“We believe (Medicaid plans) are well-positioned to care for the predominantly lower-income population that is subsidized because of their history of serving low-income populations and using existing relationships with the safety net providers typically accessed by lower-income individuals,” said Joe Moser, interim executive director of Medicaid Health Plans of America, a trade association in Washington.
It remains to be seen whether these Medicaid-style networks will appeal to non-Medicaid consumers with relatively higher incomes. Open enrollment in the new exchanges is scheduled to start Oct. 1 nationally.
Sandman said commercial insurers are concerned that exchange enrollees may switch from plans sponsored by Medicaid managed-care insurers to their plans if they face medical problems and need a broader network of providers.
But to keep their premiums competitive, the commercial insurers selling exchange plans also are expected to offer narrower provider networks than in the past.
Rubino said Molina's 32 years of experience serving low-income Americans gives it an advantage in serving exchange enrollees, a significant percentage of whom will be just above the poverty line. “We are familiar with dealing with regulators and with building networks,” she said. “It is essential that you have community providers. They are natural parts of our networks today. We have deep relationships with many of the navigators and soon-to-be assistors,” the community-based organizations charged with helping people sign up for exchange coverage, Rubino said. “We are familiar with risk adjustments. I think we have some pretty tremendous advantages.”
A company spokeswoman points out that in Massachusetts, which established a state insurance exchange in 2006, some exchange enrollees have chosen Medicaid managed-care offerings based on price, and have been satisfied using their Medicaid-like network.
Sandman notes that in New York, Medicaid managed-care plans have demonstrated a high level of performance based on National Committee for Quality Assurance measures, and have extensive provider networks.

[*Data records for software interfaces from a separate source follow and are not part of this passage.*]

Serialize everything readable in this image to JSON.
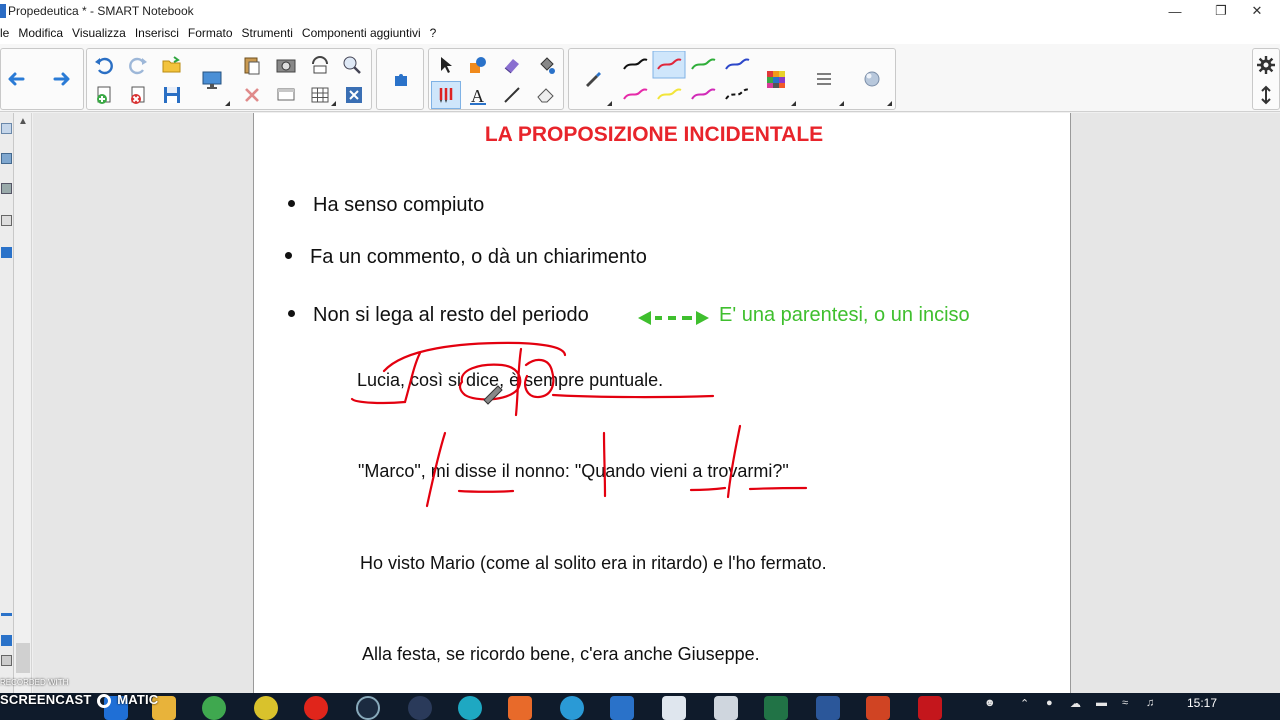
{
  "window": {
    "title": "Propedeutica * - SMART Notebook",
    "controls": {
      "minimize": "—",
      "maximize": "❐",
      "close": "✕"
    }
  },
  "menu": [
    "le",
    "Modifica",
    "Visualizza",
    "Inserisci",
    "Formato",
    "Strumenti",
    "Componenti aggiuntivi",
    "?"
  ],
  "toolbar": {
    "icons": [
      "back-arrow-icon",
      "forward-arrow-icon",
      "undo-icon",
      "redo-icon",
      "open-folder-icon",
      "add-page-icon",
      "delete-page-icon",
      "save-icon",
      "display-icon",
      "paste-icon",
      "screen-capture-icon",
      "clear-icon",
      "rotate-icon",
      "table-icon",
      "properties-icon",
      "add-ons-icon",
      "select-icon",
      "shapes-icon",
      "eraser-icon",
      "fill-icon",
      "pens-icon",
      "text-icon",
      "line-icon",
      "magic-pen-icon",
      "color-palette-icon",
      "line-style-icon",
      "fill-effects-icon",
      "settings-icon",
      "move-toolbar-icon"
    ],
    "pen_colors": [
      "#111111",
      "#e0263b",
      "#2fae3a",
      "#2c47c9",
      "#e62aa8",
      "#f2e53a",
      "#d12ab7",
      "#111111"
    ],
    "active_pen_color": "#e0263b"
  },
  "page": {
    "heading": "LA PROPOSIZIONE INCIDENTALE",
    "bullets": [
      {
        "text": "Ha senso compiuto"
      },
      {
        "text": "Fa un commento, o dà un chiarimento"
      },
      {
        "text": "Non si lega al resto del periodo",
        "note": "E' una parentesi, o un inciso"
      }
    ],
    "examples": [
      "Lucia, così si dice, è sempre puntuale.",
      "\"Marco\", mi disse il nonno: \"Quando vieni a trovarmi?\"",
      "Ho visto Mario (come al solito era in ritardo) e l'ho fermato.",
      "Alla festa, se ricordo bene, c'era anche Giuseppe."
    ],
    "accent_color": "#e8242b",
    "note_color": "#3fbf2e",
    "ink_color": "#e3000f"
  },
  "taskbar": {
    "time": "15:17",
    "watermark_small": "RECORDED WITH",
    "watermark_big": "SCREENCAST",
    "watermark_big_suffix": "MATIC"
  }
}
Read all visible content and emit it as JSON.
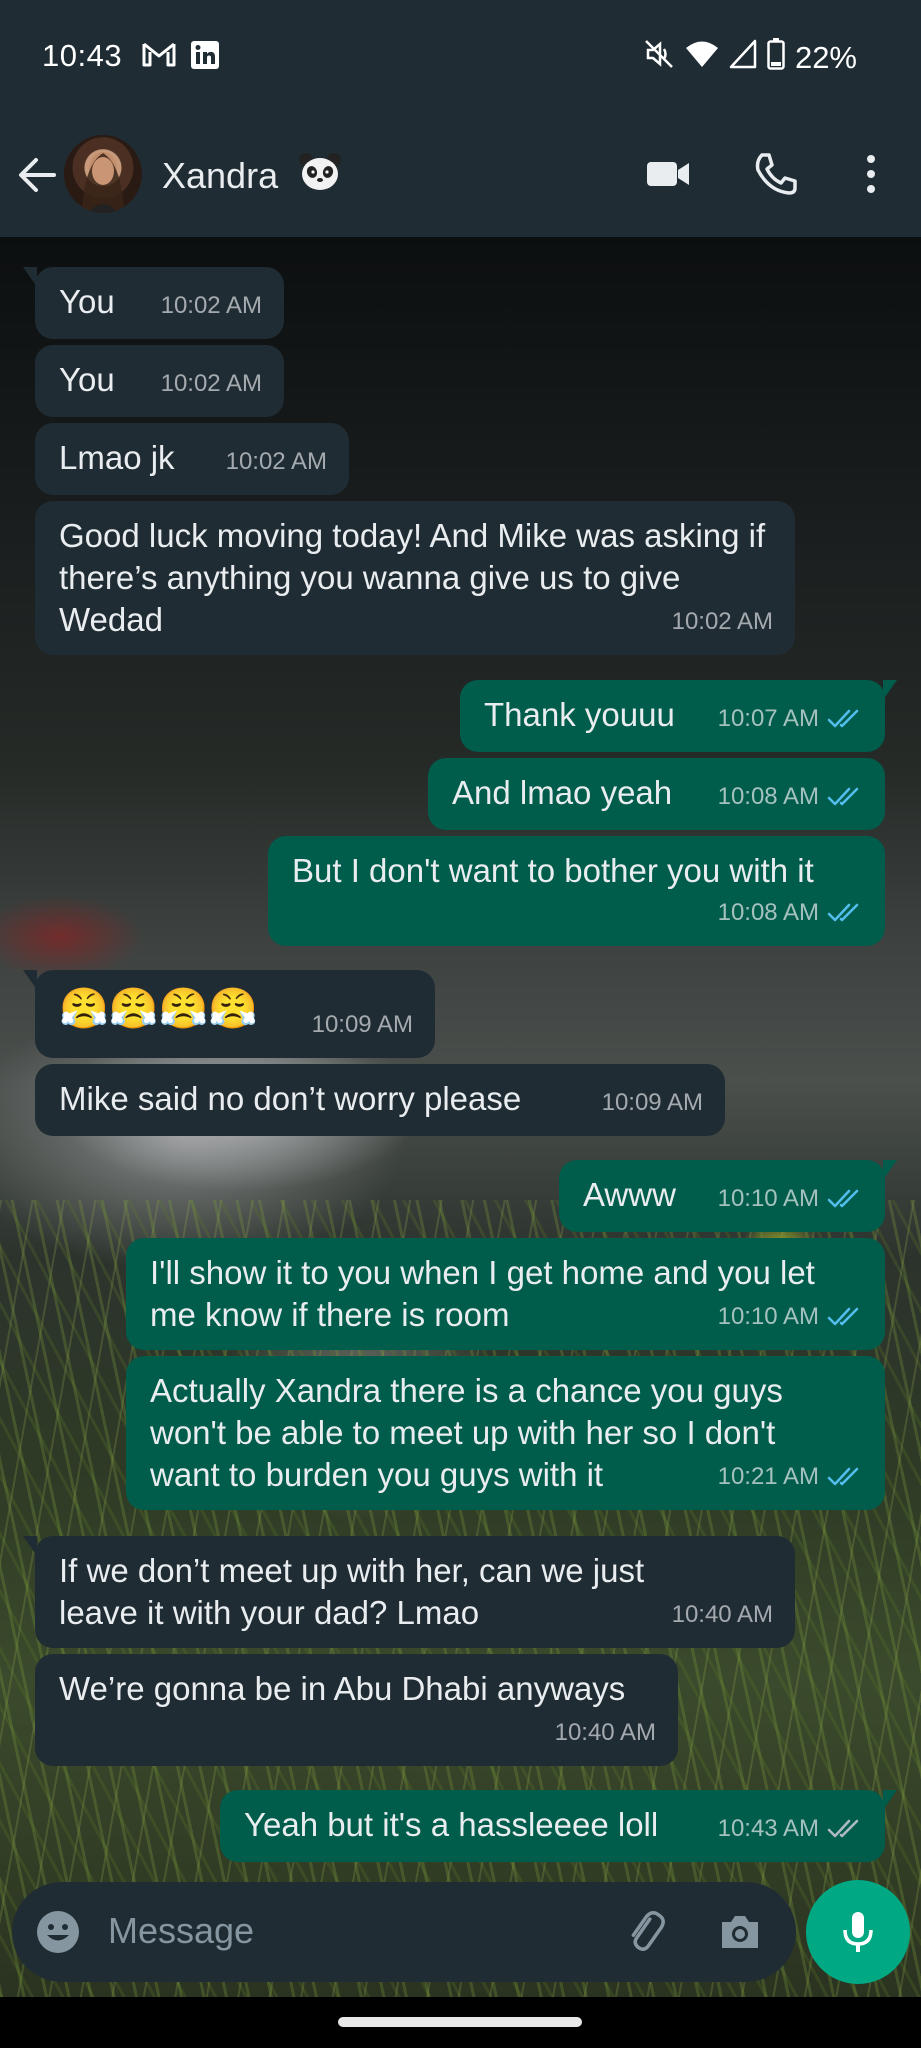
{
  "status_bar": {
    "time": "10:43",
    "battery": "22%",
    "left_icons": [
      "gmail-icon",
      "linkedin-icon"
    ],
    "right_icons": [
      "mute-icon",
      "wifi-icon",
      "signal-icon",
      "battery-icon"
    ]
  },
  "header": {
    "contact_name": "Xandra",
    "actions": [
      "video-call-icon",
      "phone-icon",
      "more-icon"
    ]
  },
  "messages": [
    {
      "dir": "in",
      "text": "You",
      "time": "10:02 AM"
    },
    {
      "dir": "in",
      "text": "You",
      "time": "10:02 AM"
    },
    {
      "dir": "in",
      "text": "Lmao jk",
      "time": "10:02 AM"
    },
    {
      "dir": "in",
      "text": "Good luck moving today! And Mike was asking if there’s anything you wanna give us to give Wedad",
      "time": "10:02 AM"
    },
    {
      "dir": "out",
      "text": "Thank youuu",
      "time": "10:07 AM",
      "status": "read"
    },
    {
      "dir": "out",
      "text": "And lmao yeah",
      "time": "10:08 AM",
      "status": "read"
    },
    {
      "dir": "out",
      "text": "But I don't want to bother you with it",
      "time": "10:08 AM",
      "status": "read"
    },
    {
      "dir": "in",
      "text": "😤😤😤😤",
      "time": "10:09 AM"
    },
    {
      "dir": "in",
      "text": "Mike said no don’t worry please",
      "time": "10:09 AM"
    },
    {
      "dir": "out",
      "text": "Awww",
      "time": "10:10 AM",
      "status": "read"
    },
    {
      "dir": "out",
      "text": "I'll show it to you when I get home and you let me know if there is room",
      "time": "10:10 AM",
      "status": "read"
    },
    {
      "dir": "out",
      "text": "Actually Xandra there is a chance you guys won't be able to meet up with her so I don't want to burden you guys with it",
      "time": "10:21 AM",
      "status": "read"
    },
    {
      "dir": "in",
      "text": "If we don’t meet up with her, can we just leave it with your dad? Lmao",
      "time": "10:40 AM"
    },
    {
      "dir": "in",
      "text": "We’re gonna be in Abu Dhabi anyways",
      "time": "10:40 AM"
    },
    {
      "dir": "out",
      "text": "Yeah but it's a hassleeee loll",
      "time": "10:43 AM",
      "status": "delivered"
    }
  ],
  "composer": {
    "placeholder": "Message"
  },
  "colors": {
    "header_bg": "#1f2c33",
    "incoming_bubble": "#202c33",
    "outgoing_bubble": "#005c4b",
    "read_ticks": "#53bdeb",
    "mic_button": "#00a884"
  }
}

The expansion of Medicaid managed-care insurers into the non-Medicaid market holds clear financial promise for these insurers. Currently, 36 states and the District of Columbia have enrolled some or all of their Medicaid population in private plans. Last year, Medicaid managed-care plans received $108 billion out of the total $435 billion spent on Medicaid nationally, according to the Medicaid and CHIP Payment and Access Commission. The Congressional Budget Office projects that 7 million people will sign up for coverage through the state exchanges in 2014, and 25 million will be enrolled by 2023.
“It is a big growth opportunity for them but it's a game that's pretty new,” Sandman said. “The big challenge is what kind of reimbursement rates the plans will negotiate with the providers. Whether they want to pay rates similar to Medicaid or more like commercial rates, and where they will be able to settle, we will have to find out.”
Moser suggested that not all Medicaid managed-care companies may jump into the exchange market, at least initially. “At the end of the day, exchange participation is a business decision that each company must make based on market factors,” he said.
Dr. Jeffrey Cain, president of the American Academy of Family Physicians, expressed guarded support for Medicaid insurers moving into the exchanges. “Any proposal that expands coverage to more individuals falls under the overarching goal of healthcare for all,” he said.
But he added that physicians worry about paperwork and administrative hassles in dealing with all managed-care plans.
M.P. McQueen is a freelance writer based in New York.
-with Harris Mey
Medicaid managed-care insurers prepare to offer plans on insurance exchanges | Modern Healthcare